[EXERCISE GOAL] Look below for lines that hold the string "JSON" and copy each one.

-- Opening Marker --

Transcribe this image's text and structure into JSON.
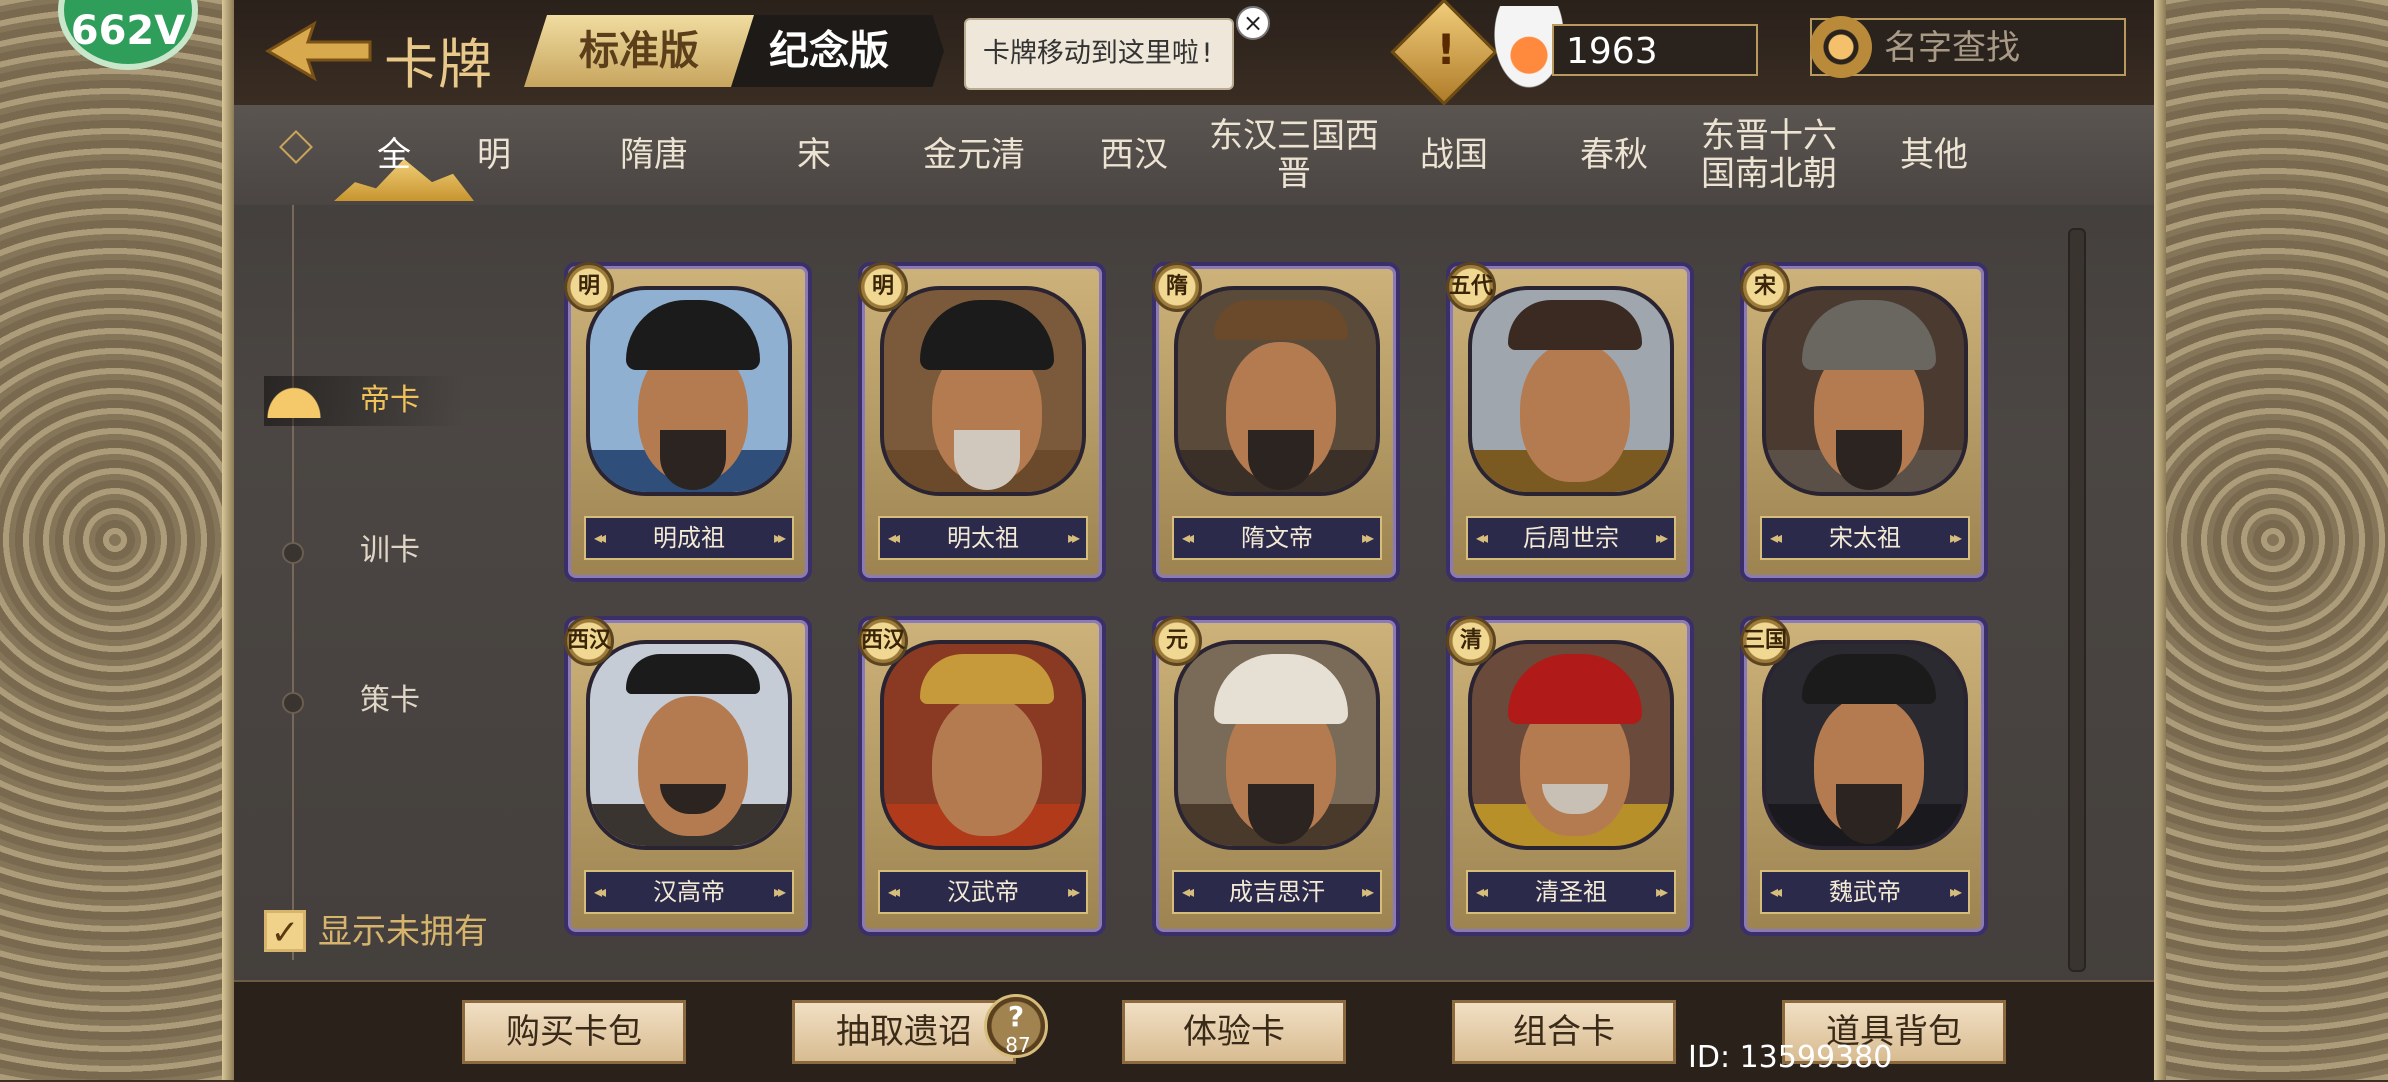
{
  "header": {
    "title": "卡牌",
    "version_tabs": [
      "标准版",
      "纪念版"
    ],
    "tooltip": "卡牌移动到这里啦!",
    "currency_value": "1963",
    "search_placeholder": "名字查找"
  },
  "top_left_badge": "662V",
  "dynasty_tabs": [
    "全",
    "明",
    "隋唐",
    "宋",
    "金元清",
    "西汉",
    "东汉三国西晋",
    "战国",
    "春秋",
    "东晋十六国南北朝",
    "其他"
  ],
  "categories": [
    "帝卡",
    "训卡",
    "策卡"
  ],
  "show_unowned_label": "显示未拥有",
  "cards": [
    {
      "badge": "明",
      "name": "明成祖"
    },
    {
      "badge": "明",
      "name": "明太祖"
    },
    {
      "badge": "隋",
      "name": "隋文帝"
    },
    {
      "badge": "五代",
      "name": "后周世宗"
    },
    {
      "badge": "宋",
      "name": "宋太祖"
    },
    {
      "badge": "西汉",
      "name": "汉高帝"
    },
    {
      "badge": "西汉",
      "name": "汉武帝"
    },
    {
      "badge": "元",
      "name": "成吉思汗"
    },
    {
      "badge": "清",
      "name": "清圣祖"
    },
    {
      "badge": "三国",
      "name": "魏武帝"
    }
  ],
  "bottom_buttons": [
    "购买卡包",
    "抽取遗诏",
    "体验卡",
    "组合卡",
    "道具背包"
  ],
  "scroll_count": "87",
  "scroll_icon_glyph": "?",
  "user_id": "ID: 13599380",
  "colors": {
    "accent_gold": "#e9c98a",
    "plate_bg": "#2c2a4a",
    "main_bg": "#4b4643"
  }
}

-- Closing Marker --
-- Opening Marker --

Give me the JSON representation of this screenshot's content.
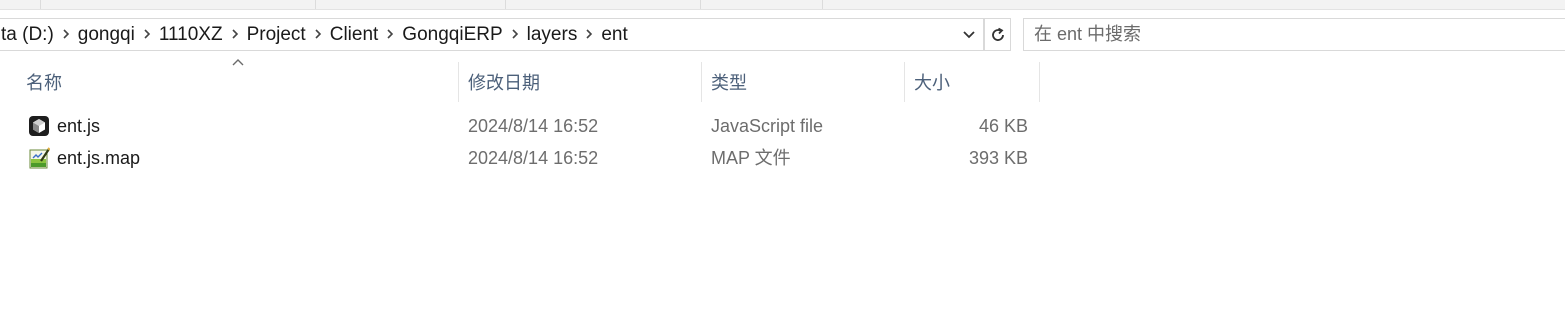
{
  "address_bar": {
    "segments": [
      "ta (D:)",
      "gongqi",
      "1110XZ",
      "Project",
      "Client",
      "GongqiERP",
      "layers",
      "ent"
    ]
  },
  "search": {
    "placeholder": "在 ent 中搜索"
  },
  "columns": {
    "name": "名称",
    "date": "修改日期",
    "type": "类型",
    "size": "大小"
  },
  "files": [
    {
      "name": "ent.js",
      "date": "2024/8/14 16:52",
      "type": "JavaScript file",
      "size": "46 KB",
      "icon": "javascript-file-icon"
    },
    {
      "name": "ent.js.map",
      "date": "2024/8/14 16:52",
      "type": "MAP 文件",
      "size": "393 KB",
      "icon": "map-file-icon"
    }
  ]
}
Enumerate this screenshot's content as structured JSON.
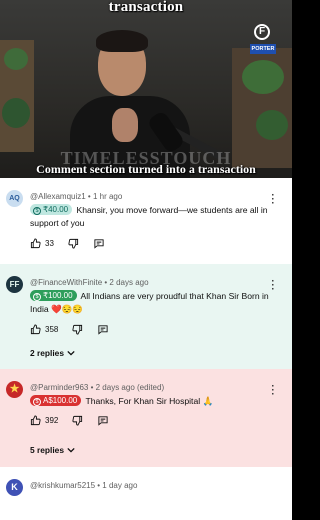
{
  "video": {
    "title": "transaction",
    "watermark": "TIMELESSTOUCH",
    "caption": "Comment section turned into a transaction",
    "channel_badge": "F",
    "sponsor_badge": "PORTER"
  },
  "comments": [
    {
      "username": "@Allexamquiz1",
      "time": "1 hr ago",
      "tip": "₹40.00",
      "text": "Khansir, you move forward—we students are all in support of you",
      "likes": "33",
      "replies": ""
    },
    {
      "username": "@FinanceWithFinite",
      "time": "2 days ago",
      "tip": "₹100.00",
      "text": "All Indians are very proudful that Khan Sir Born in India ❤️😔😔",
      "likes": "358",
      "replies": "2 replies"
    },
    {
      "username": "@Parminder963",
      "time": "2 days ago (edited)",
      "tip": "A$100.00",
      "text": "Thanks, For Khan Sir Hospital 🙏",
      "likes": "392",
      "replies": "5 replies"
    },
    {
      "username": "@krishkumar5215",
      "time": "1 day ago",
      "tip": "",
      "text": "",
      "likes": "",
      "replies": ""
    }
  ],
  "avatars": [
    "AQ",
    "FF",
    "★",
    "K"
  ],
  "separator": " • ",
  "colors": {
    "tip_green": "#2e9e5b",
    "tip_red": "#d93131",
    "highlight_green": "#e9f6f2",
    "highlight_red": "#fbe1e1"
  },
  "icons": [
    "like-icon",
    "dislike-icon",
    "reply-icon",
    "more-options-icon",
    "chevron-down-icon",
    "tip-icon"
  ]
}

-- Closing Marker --

[RESPONSE BOX]
Transcribe this image's text and structure into JSON.
Give me the JSON representation of this screenshot's content.
Enumerate this screenshot's content as structured JSON.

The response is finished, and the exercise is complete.